### What to produce
Tally up the lines below with "icon" in them. Answer with the number only.

━━━ Recorded information

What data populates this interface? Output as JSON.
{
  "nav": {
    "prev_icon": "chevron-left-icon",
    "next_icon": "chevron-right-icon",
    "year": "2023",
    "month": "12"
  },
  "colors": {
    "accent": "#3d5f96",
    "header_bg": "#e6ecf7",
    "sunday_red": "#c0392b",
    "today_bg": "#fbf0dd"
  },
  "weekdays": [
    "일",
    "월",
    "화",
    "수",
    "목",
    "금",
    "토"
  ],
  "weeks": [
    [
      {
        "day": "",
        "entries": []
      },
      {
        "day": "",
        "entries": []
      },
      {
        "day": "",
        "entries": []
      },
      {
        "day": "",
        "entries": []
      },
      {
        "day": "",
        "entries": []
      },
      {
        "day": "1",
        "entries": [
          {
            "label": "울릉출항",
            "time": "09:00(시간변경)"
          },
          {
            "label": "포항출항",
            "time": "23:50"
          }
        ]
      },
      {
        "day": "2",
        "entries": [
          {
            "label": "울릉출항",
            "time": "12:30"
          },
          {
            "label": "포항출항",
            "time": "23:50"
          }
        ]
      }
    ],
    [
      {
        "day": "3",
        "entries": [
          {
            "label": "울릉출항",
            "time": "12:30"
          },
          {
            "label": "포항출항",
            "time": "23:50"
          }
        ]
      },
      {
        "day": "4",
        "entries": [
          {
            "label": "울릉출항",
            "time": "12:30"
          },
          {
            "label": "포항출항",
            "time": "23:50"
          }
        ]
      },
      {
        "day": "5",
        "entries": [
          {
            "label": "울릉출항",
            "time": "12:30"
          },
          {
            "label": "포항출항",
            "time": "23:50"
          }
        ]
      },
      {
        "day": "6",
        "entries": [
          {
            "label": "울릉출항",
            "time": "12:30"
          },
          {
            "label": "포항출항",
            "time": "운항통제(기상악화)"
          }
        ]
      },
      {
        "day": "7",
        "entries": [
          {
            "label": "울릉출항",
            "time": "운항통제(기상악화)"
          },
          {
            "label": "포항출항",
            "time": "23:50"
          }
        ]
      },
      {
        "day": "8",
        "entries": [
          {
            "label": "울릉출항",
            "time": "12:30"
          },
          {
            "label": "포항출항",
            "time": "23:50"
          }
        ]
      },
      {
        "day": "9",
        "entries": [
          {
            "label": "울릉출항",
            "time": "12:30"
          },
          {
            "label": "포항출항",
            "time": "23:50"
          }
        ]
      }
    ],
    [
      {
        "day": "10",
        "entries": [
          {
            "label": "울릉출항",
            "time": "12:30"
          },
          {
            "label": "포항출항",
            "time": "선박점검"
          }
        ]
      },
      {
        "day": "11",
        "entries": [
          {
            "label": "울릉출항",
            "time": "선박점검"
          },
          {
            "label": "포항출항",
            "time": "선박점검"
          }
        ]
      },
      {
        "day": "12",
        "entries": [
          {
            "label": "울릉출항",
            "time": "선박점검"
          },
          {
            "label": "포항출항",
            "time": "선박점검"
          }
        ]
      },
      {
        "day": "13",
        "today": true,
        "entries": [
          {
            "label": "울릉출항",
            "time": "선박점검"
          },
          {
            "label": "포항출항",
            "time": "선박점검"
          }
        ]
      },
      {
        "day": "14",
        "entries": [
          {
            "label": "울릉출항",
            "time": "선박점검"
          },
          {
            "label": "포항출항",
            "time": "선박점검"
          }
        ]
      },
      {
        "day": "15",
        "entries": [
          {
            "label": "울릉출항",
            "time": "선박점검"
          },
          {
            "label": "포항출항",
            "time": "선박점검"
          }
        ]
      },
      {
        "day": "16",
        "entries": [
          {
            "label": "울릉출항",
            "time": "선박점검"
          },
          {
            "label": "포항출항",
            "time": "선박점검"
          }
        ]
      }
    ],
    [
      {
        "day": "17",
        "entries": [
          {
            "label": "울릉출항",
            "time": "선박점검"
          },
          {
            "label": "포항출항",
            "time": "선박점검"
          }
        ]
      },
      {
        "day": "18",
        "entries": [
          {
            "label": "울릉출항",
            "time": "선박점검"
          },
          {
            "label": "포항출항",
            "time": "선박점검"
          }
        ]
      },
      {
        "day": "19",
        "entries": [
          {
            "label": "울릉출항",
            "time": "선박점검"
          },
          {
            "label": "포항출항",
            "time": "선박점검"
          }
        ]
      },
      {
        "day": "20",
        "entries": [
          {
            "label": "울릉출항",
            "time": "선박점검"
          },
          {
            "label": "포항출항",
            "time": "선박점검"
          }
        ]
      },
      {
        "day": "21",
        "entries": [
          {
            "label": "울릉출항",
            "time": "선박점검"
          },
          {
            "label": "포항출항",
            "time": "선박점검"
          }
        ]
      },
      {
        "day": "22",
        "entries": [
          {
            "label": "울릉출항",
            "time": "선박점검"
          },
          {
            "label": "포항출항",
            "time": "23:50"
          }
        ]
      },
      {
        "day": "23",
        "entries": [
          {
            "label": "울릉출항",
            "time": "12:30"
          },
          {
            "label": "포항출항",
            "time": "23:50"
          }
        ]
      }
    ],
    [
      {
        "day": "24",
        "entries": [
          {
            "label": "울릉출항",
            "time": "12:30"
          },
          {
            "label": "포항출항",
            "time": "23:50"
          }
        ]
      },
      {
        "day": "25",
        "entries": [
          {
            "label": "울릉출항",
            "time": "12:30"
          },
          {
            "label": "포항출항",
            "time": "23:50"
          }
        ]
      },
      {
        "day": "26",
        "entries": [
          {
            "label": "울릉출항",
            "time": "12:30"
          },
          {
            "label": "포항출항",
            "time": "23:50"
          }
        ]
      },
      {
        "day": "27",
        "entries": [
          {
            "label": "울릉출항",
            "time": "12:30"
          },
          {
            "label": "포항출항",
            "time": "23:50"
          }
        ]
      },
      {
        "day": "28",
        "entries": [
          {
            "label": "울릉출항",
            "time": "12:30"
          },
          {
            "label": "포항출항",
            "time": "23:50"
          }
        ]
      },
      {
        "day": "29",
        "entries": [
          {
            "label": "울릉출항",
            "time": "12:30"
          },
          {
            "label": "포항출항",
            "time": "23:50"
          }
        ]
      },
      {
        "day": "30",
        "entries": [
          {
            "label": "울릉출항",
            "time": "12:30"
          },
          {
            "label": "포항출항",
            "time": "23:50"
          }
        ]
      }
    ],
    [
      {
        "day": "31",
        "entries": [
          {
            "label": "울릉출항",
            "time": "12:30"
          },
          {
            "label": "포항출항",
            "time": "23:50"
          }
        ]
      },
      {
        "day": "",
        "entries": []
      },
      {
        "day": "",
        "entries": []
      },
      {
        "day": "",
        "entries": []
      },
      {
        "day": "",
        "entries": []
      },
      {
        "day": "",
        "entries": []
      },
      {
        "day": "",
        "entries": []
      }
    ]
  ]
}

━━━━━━

### Output for this task
2